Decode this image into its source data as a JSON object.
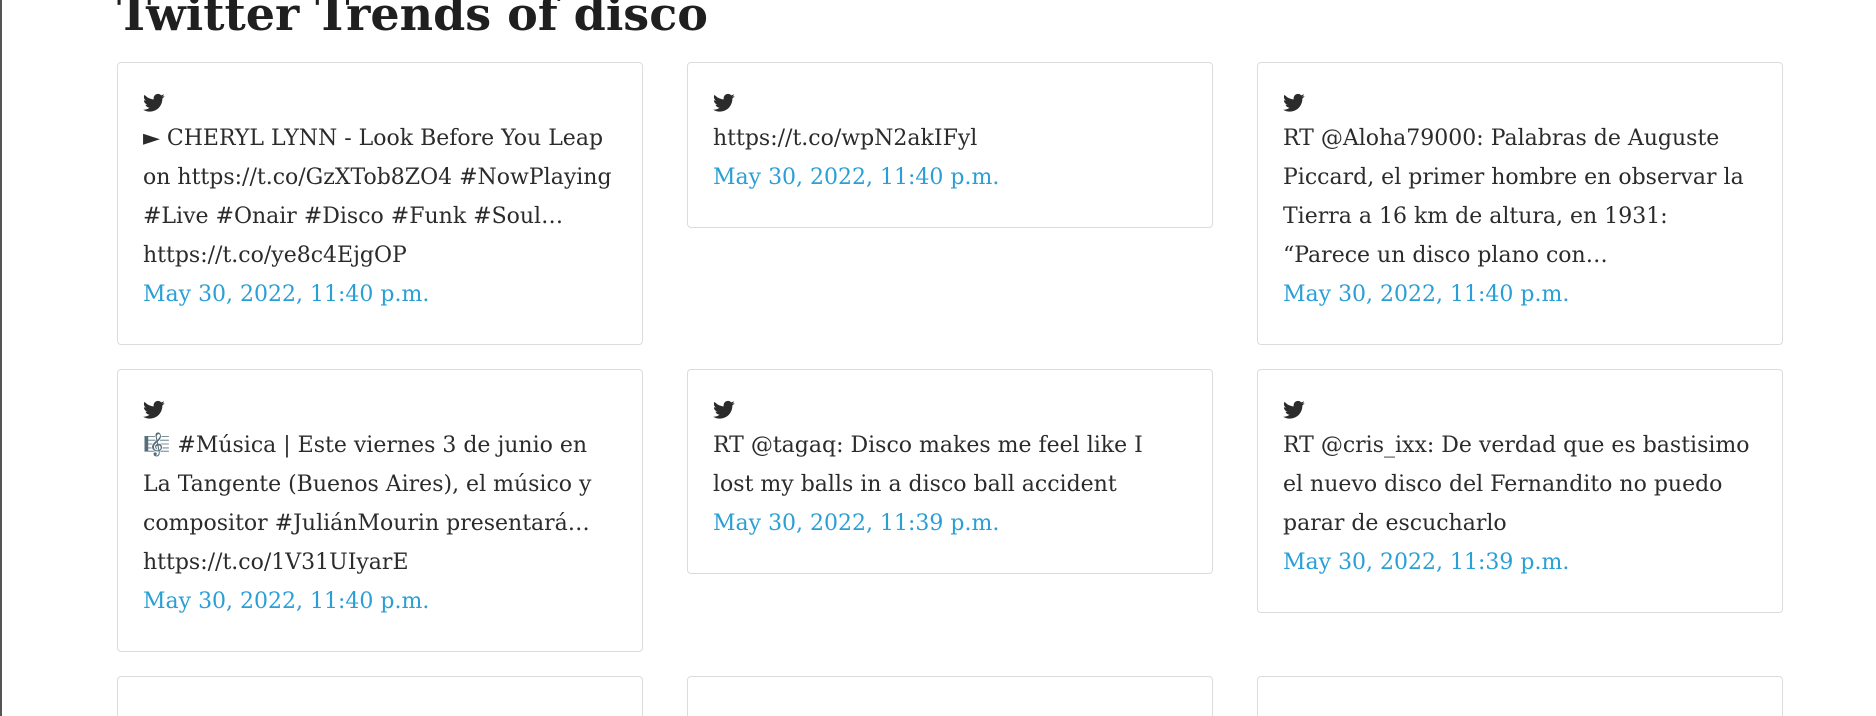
{
  "page": {
    "title": "Twitter Trends of disco"
  },
  "colors": {
    "link": "#2a9fd6",
    "text": "#2b2b2b",
    "card_border": "#dcdcdc"
  },
  "tweets": [
    {
      "icon": "twitter-bird-icon",
      "text": "► CHERYL LYNN - Look Before You Leap on https://t.co/GzXTob8ZO4 #NowPlaying #Live #Onair #Disco #Funk #Soul… https://t.co/ye8c4EjgOP",
      "date": "May 30, 2022, 11:40 p.m."
    },
    {
      "icon": "twitter-bird-icon",
      "text": "https://t.co/wpN2akIFyl",
      "date": "May 30, 2022, 11:40 p.m."
    },
    {
      "icon": "twitter-bird-icon",
      "text": "RT @Aloha79000: Palabras de Auguste Piccard, el primer hombre en observar la Tierra a 16 km de altura, en 1931: “Parece un disco plano con…",
      "date": "May 30, 2022, 11:40 p.m."
    },
    {
      "icon": "twitter-bird-icon",
      "text": "🎼 #Música | Este viernes 3 de junio en La Tangente (Buenos Aires), el músico y compositor #JuliánMourin presentará… https://t.co/1V31UIyarE",
      "date": "May 30, 2022, 11:40 p.m."
    },
    {
      "icon": "twitter-bird-icon",
      "text": "RT @tagaq: Disco makes me feel like I lost my balls in a disco ball accident",
      "date": "May 30, 2022, 11:39 p.m."
    },
    {
      "icon": "twitter-bird-icon",
      "text": "RT @cris_ixx: De verdad que es bastisimo el nuevo disco del Fernandito no puedo parar de escucharlo",
      "date": "May 30, 2022, 11:39 p.m."
    }
  ]
}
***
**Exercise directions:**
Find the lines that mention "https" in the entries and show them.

**Response to this exercise:**
      "text": "► CHERYL LYNN - Look Before You Leap on https://t.co/GzXTob8ZO4 #NowPlaying #Live #Onair #Disco #Funk #Soul… https://t.co/ye8c4EjgOP",
      "text": "https://t.co/wpN2akIFyl",
      "text": "🎼 #Música | Este viernes 3 de junio en La Tangente (Buenos Aires), el músico y compositor #JuliánMourin presentará… https://t.co/1V31UIyarE",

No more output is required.